The two are not allowed to contact each other for the next two years, as she is considered his victim.
And that allowed us to break through on a lot of story lines.
There is a whole list of books not allowed in New York State prisons.
Volunteers were not lacking, and Lancelot and I were allowed to help.
Her house is the only one in all Greece where women are allowed to be present at entertainments.
These farmers were not allowed to devote their entire time to crop-raising.
Gives her opinion of the force which figure or person may be allowed to have upon her sex.
He was allowed to get no further, but was at once asked what a quadruped is.
late 14c., "praised;" mid-15c., "assigned as a due share;" late 15c., "permitted," past participle adjective from allow.
early 14c., allouen, "to commend, praise; approve of, be pleased with; appreciate the value of;" also, "take into account or give credit for," also, in law and philosophy, "recognize, admit as valid" (a privilege, an excuse, a statement, etc.). From late 14c. as "sanction or permit; condone;" in business use from early 15c.

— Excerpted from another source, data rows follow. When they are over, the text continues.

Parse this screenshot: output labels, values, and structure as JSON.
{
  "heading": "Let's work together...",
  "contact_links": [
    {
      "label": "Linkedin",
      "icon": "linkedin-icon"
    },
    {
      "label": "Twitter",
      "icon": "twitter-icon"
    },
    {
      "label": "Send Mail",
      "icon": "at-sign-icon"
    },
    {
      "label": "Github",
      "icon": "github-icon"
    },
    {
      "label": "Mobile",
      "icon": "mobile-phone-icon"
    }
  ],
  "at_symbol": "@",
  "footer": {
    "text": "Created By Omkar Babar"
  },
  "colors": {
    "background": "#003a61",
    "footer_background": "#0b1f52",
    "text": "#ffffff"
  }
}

The Middle English word is from Anglo-French alouer, Old French aloer, alloiier (13c.) "allot, apportion, bestow, assign," from Latin allocare (see allocate). This word in Old French was confused and ultimately merged with aloer; alloer "to praise, commend," from Latin allaudare, adlaudare, compound of ad- "to" (see ad-) + laudare "to praise" (see laud). From the first word came the sense preserved in allowance as "money granted;" from the second came its meaning "permission based on approval."

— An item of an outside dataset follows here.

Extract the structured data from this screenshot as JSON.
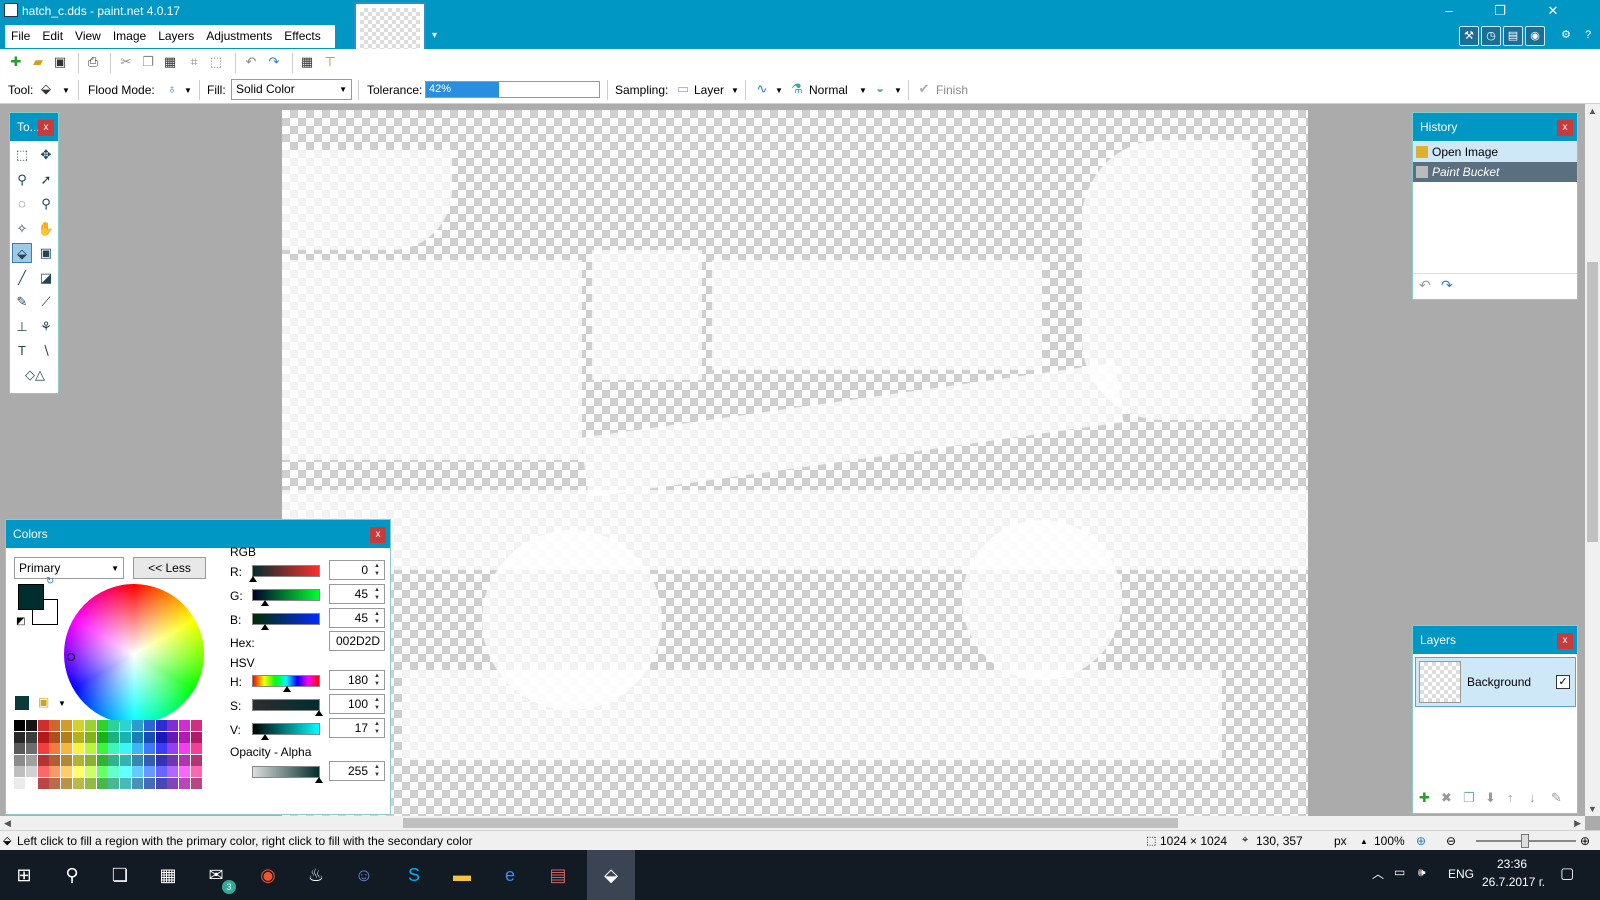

Between the two primary significations there naturally arose a variety of uses blending them in the general idea of assign with approval, grant, concede a thing claimed or urged, admit a thing offered, permit, etc., etc. [OED].Related: Allowed; allowing.